Not having to bear the full cost of such defense can be all that stands in the way of financial hardship and even bankruptcy for these executives and their companies if they are named in the suit as well, considering that a single case could result in a multimillion-dollar settlement. The “if it will happen” factor is not so farfetched, considering that 12 percent of respondents in a survey of U.S. companies (all reporting annual revenues of less than $25 million) conducted by a major insurer revealed they had been named in such a lawsuit in the last five years, with settlements averaging $226,000 yet ranging up to a whopping $5 million-meaning 25 percent or more of their annual revenue in the worst-case scenario.
Where are the charges coming from?
These senior executives are most frequently sued by employees, customers, vendors, competitors in their industry, and investors. The insurance protects directors and officers by covering legal fees, settlements, and other costs; in addition, the coverage sometimes can extend to protect the company if it is named in a suit, as well.
Growing trends for suits
In recent times, these suits are increasingly being filed for occurrences of bankruptcy, a time at which directors and officers are sued by creditors, customers, lenders, and investors alike for the decisions they have made which the plaintiffs allege caused the company to fail. Another hot topic: so-called employee piracy, when a key employee’s former company files suit against the employee’s new employer (whether a start-up or an existing competitor) for allegedly stealing the former’s proprietary information, intellectual property, customer lists, and so on.

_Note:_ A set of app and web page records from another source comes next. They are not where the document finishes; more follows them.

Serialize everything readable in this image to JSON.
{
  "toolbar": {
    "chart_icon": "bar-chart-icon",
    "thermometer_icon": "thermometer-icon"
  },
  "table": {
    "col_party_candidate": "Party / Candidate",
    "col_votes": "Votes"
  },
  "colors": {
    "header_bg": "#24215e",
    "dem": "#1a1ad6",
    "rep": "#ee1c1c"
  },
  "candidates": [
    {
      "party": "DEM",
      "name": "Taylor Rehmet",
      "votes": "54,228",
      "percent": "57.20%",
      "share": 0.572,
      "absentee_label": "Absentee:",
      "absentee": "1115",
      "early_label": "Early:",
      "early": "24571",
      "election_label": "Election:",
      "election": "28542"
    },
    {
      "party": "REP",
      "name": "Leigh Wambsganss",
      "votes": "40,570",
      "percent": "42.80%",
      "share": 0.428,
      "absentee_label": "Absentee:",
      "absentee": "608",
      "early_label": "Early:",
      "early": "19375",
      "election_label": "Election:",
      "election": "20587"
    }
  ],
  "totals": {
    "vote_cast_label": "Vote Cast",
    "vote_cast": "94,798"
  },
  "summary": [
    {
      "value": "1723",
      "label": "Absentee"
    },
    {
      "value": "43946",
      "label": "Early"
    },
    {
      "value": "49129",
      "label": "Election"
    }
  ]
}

Talk to a professional insurance agent about D&O insurance so that your company’s directors and officers (as well as the company itself) are well protected from the significant risk they could face if targeted for one of these claims.